This has sort of mixed up genres. Sometimes that works and sometimes it doesn't. This one started out (in book 1) as a biological pandemic which then turned out to be a Lex Luther bioterrorism theme but now there's Virtual Reality and computer-controlled everything. This current volume takes it even further into VR and super computers. It's already confusing trying to figure out how their computer programs can do what they say they can, and then you have to understand how the Neanderthal cave paintings fit in (?), and then it just keeps getting weirder. Something is hidden in the human genome and it is supposed to answer the deepest questions of Man's existence. What's that question again? And where in the story, or Lin Shaw's genetic research, was this answered? Not much is answered because the question isn't clear. Most of the themes have been dealt with anyway in Star Trek in far less time and with less confusion.
It's a bit sci-fi. Our hero has hidden his memory in some computer somewhere? He has to find it to save the world.
It's a bit romance. Two women love him. Unless one just shrugs it off, there are only two ways for that to resolve, either one dies, or one has her heart broken. Take your pick.
The people cleverly change from being good guys to being bad guys or visy-versy. Who's hiding something? Who can you trust? You'll start with the eye rolling.
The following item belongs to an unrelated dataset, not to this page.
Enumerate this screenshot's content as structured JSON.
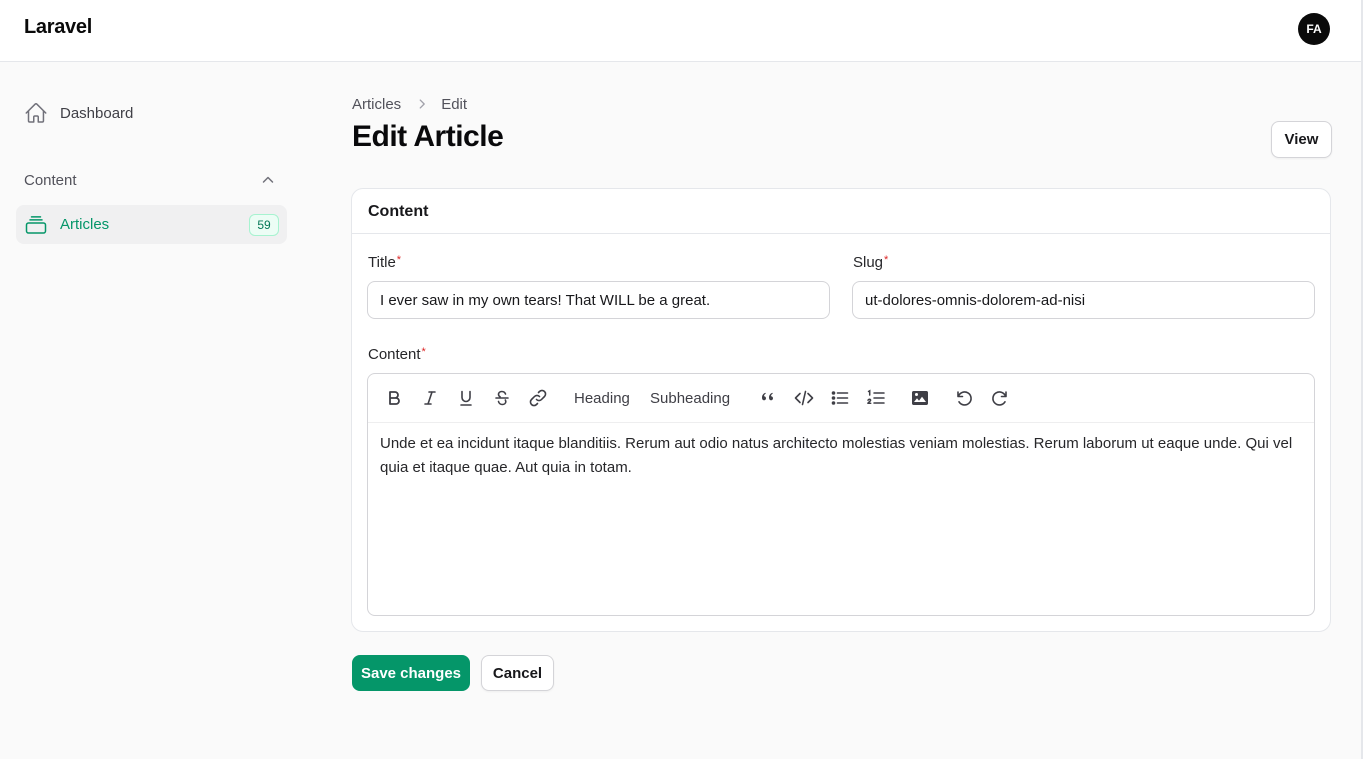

There are some good action scenes, but even they are confusing chronologically.
The last conversation of the story is the most confusing of all. It's supposed to be all high-brow intellectual philosophical and just ends stultifying: Let's not call the highest peak of our world by the name we use, let's be sly and use the name of the first surveyor-general of India and call it..... wait for it......Mt. Everest. Yeah, that'll obfuscate things.
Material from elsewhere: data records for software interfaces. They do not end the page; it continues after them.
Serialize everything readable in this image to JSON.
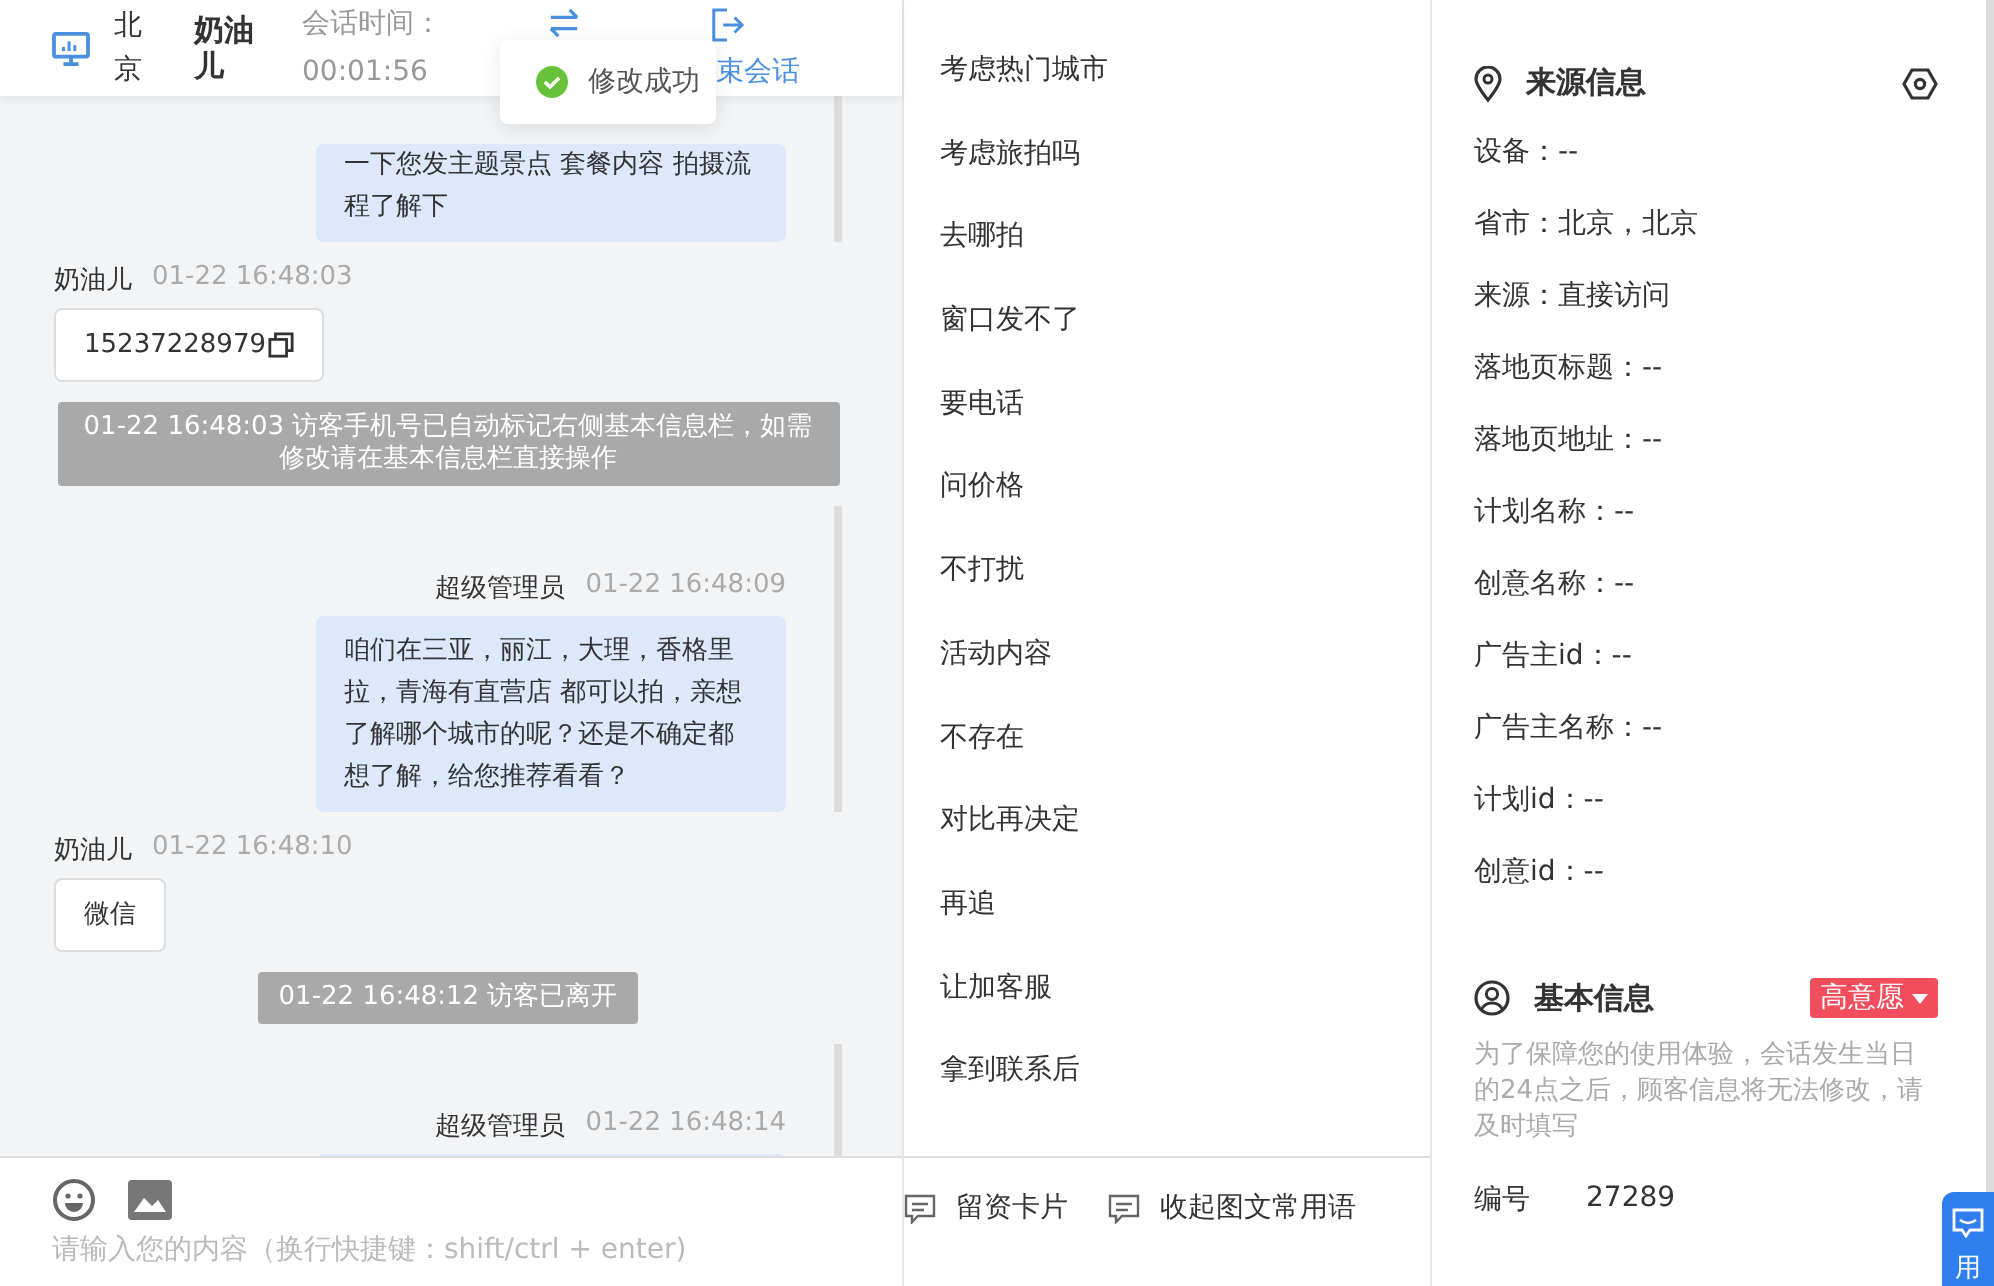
{
  "header": {
    "location": "北京",
    "visitor_name": "奶油儿",
    "session_label": "会话时间：",
    "session_time": "00:01:56",
    "end_label": "束会话"
  },
  "toast": {
    "text": "修改成功"
  },
  "messages": [
    {
      "kind": "agent",
      "text": "一下您发主题景点 套餐内容 拍摄流程了解下"
    },
    {
      "kind": "visitor",
      "name": "奶油儿",
      "time": "01-22 16:48:03",
      "text": "15237228979",
      "copyable": true
    },
    {
      "kind": "system",
      "text": "01-22 16:48:03 访客手机号已自动标记右侧基本信息栏，如需修改请在基本信息栏直接操作"
    },
    {
      "kind": "agent",
      "name": "超级管理员",
      "time": "01-22 16:48:09",
      "text": "咱们在三亚，丽江，大理，香格里拉，青海有直营店 都可以拍，亲想了解哪个城市的呢？还是不确定都想了解，给您推荐看看？"
    },
    {
      "kind": "visitor",
      "name": "奶油儿",
      "time": "01-22 16:48:10",
      "text": "微信",
      "copyable": false
    },
    {
      "kind": "system",
      "text": "01-22 16:48:12 访客已离开"
    },
    {
      "kind": "agent",
      "name": "超级管理员",
      "time": "01-22 16:48:14"
    }
  ],
  "composer": {
    "placeholder": "请输入您的内容（换行快捷键：shift/ctrl + enter)"
  },
  "quick_replies": [
    "考虑热门城市",
    "考虑旅拍吗",
    "去哪拍",
    "窗口发不了",
    "要电话",
    "问价格",
    "不打扰",
    "活动内容",
    "不存在",
    "对比再决定",
    "再追",
    "让加客服",
    "拿到联系后"
  ],
  "quick_actions": [
    "留资卡片",
    "收起图文常用语"
  ],
  "source_info": {
    "title": "来源信息",
    "fields": [
      "设备：--",
      "省市：北京，北京",
      "来源：直接访问",
      "落地页标题：--",
      "落地页地址：--",
      "计划名称：--",
      "创意名称：--",
      "广告主id：--",
      "广告主名称：--",
      "计划id：--",
      "创意id：--"
    ]
  },
  "basic_info": {
    "title": "基本信息",
    "tag": "高意愿",
    "note": "为了保障您的使用体验，会话发生当日的24点之后，顾客信息将无法修改，请及时填写",
    "fields": [
      {
        "label": "编号",
        "value": "27289"
      }
    ]
  },
  "float_button": {
    "label": "用"
  }
}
Even though the story can keep you entertained, it is not satisfying because there's not a real moral, or a real conclusion. It's just kind of woo-woo, aren't we mysteriously esoteric!
Mr. Ballerini does well with all the voices except Lin Shaw's. She has to be 50-60 years old, but sounds like her daughter's sister.
3 of 4 people found this review helpful
I really wanted to like Genome, but A.G. Riddle has disappointed me again. The first book in the series, Pandemic, set things up well, but the wrap up was implausible at best, contrived at its worst.
The only redeeming factor is that the Kindle version is part of my Amazon Unlimited subscription and the audio book was a $2 add-on. Was it worth $2 and 10 hours? I'm still on the fence there.